This interpretation is contrary to the express language of the policy that the per person limit applies to damages for bodily injury to one person, “regardless of the number of . . . claims, claimants . . . .” Thus, the Buhlers’ interpretation is not reasonable. (Benedek v. PLC Santa Monica (2002) 104 Cal.App.4th 1351, 1358 [interpretation that is contrary to express language is not semantically reasonable]. Further, any time loss of consortium is at issue, there are two person damaged, the person suffering bodily injury and the spouse. If a claim for loss of consortium always triggered then per occurrence limit, there would be no need to define damages for bodily injury to include loss of consortium. “We must give significance to every word of a contract, when possible, and avoid an interpretation that renders a word surplusage.” (In re Tobacco Cases I (2010) 186 Cal.App.,4th 42, 49.)

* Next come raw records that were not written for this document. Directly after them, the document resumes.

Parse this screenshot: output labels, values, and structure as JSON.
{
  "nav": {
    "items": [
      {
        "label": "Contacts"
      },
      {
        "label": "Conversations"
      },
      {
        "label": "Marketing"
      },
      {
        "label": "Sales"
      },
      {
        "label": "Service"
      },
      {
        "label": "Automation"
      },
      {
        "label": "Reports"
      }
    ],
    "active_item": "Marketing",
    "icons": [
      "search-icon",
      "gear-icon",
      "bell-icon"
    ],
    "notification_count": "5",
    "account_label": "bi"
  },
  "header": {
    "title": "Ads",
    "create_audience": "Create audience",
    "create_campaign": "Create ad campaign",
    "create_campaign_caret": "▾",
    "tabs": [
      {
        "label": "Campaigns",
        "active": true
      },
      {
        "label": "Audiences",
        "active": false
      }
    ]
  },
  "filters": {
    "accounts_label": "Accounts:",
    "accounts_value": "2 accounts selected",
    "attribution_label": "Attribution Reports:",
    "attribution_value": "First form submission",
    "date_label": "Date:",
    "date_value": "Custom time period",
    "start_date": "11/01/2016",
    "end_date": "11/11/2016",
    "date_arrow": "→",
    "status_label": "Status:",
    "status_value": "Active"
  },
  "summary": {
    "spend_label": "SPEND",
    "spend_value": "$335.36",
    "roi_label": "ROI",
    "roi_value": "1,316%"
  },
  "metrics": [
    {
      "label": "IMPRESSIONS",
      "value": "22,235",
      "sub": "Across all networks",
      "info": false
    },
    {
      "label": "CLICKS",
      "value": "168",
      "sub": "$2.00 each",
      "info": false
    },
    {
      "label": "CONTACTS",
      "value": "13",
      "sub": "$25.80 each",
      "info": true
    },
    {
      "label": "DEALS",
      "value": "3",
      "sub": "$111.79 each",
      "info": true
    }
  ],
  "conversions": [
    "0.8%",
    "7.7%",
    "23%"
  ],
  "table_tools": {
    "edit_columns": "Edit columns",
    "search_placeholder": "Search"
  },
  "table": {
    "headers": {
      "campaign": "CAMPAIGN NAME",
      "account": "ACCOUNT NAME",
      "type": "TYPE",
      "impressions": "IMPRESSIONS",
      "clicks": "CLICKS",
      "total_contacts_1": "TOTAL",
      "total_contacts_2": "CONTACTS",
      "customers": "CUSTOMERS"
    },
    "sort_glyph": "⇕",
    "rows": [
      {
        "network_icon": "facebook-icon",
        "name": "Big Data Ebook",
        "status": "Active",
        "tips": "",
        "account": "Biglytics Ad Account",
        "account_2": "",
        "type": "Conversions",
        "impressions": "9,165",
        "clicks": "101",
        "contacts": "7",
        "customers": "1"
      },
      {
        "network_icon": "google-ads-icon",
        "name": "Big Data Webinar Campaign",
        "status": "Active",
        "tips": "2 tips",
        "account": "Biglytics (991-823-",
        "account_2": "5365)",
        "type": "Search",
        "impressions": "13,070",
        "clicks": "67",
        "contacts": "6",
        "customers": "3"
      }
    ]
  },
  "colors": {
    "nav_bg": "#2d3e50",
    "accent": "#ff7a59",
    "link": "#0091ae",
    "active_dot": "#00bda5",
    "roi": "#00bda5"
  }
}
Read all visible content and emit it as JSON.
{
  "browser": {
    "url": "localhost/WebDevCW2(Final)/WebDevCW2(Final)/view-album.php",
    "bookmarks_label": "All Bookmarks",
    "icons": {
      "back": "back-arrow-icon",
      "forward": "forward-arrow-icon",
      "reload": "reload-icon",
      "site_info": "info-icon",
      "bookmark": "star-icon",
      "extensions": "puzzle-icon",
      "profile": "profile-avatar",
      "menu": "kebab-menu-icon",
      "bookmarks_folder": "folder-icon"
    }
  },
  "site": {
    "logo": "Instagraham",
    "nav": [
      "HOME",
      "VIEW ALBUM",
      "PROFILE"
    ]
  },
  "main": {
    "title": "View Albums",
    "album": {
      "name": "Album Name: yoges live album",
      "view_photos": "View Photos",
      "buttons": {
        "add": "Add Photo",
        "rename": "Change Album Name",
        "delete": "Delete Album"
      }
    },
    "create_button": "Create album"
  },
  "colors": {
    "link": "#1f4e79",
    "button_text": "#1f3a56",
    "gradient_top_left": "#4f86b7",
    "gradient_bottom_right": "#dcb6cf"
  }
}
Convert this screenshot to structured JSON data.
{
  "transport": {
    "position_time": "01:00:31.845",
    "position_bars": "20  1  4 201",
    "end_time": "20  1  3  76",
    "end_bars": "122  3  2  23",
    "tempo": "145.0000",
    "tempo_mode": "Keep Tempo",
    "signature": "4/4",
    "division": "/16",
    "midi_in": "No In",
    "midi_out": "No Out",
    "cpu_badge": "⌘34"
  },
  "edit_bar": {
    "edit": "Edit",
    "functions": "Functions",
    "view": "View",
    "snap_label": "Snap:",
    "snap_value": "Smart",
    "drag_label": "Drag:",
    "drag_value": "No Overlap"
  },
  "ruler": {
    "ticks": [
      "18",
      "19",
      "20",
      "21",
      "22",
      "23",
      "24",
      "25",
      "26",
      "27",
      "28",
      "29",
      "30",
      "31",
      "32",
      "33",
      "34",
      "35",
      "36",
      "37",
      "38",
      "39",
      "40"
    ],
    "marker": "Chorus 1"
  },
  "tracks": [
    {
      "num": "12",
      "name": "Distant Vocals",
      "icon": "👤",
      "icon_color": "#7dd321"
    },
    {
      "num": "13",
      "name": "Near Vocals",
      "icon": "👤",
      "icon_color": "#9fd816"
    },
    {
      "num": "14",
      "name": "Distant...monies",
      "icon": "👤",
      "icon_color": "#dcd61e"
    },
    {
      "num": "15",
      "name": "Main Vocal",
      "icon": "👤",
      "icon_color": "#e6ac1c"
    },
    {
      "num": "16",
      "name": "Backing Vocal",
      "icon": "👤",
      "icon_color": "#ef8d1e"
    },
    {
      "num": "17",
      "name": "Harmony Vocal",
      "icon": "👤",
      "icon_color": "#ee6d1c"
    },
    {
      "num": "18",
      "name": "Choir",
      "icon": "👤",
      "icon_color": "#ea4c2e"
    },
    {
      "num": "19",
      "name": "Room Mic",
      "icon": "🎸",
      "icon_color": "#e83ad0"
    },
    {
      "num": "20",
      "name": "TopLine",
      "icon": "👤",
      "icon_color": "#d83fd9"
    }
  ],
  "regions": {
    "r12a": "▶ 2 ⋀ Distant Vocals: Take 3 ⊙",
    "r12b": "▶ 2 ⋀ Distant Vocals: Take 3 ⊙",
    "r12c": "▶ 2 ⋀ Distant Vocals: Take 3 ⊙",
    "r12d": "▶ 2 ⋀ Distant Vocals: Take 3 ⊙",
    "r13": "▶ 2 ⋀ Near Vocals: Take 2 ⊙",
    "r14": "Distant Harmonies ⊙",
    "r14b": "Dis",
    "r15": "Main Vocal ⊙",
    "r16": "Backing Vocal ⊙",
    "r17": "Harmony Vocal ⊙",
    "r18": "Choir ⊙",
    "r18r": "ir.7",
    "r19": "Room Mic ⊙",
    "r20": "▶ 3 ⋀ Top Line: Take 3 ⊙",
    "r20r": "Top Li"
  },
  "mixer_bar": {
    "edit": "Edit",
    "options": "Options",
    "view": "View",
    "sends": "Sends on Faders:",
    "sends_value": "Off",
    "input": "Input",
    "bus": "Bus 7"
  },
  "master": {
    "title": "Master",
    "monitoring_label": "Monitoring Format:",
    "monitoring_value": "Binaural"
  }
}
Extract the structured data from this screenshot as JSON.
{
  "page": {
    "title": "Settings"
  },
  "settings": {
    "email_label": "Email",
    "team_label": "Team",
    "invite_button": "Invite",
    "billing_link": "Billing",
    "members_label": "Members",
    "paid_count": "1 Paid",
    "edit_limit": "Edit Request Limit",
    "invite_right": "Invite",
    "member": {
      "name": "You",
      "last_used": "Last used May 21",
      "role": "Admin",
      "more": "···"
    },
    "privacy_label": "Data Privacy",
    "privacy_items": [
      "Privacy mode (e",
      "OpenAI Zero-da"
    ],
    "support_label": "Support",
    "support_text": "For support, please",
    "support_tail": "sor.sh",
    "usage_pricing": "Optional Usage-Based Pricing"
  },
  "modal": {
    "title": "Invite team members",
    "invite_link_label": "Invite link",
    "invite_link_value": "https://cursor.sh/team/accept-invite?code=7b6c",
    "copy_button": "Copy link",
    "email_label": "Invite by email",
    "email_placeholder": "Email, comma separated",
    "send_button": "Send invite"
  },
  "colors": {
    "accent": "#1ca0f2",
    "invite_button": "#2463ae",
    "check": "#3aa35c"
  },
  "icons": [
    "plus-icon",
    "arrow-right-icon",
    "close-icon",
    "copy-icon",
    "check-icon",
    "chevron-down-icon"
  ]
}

The reasonable interpretation is that “to one person” modifies “bodily injury.” Thus, the per person limit applies to all damages, including loss of consortium arising out of bodily injury” “to one person.” This language has the same effect and meaning as the phrase “arising out of bodily injury sustained by one person” in the policies at issue in Warner, supra, 64 Cal.App.3d at page 961, Ball, supra, 127 Cal.App.3rd at page 571, Bash, supra, 211 CalApp.3d at page 435, and Ayala, supra, 116 Cal.App.4th at page 1198.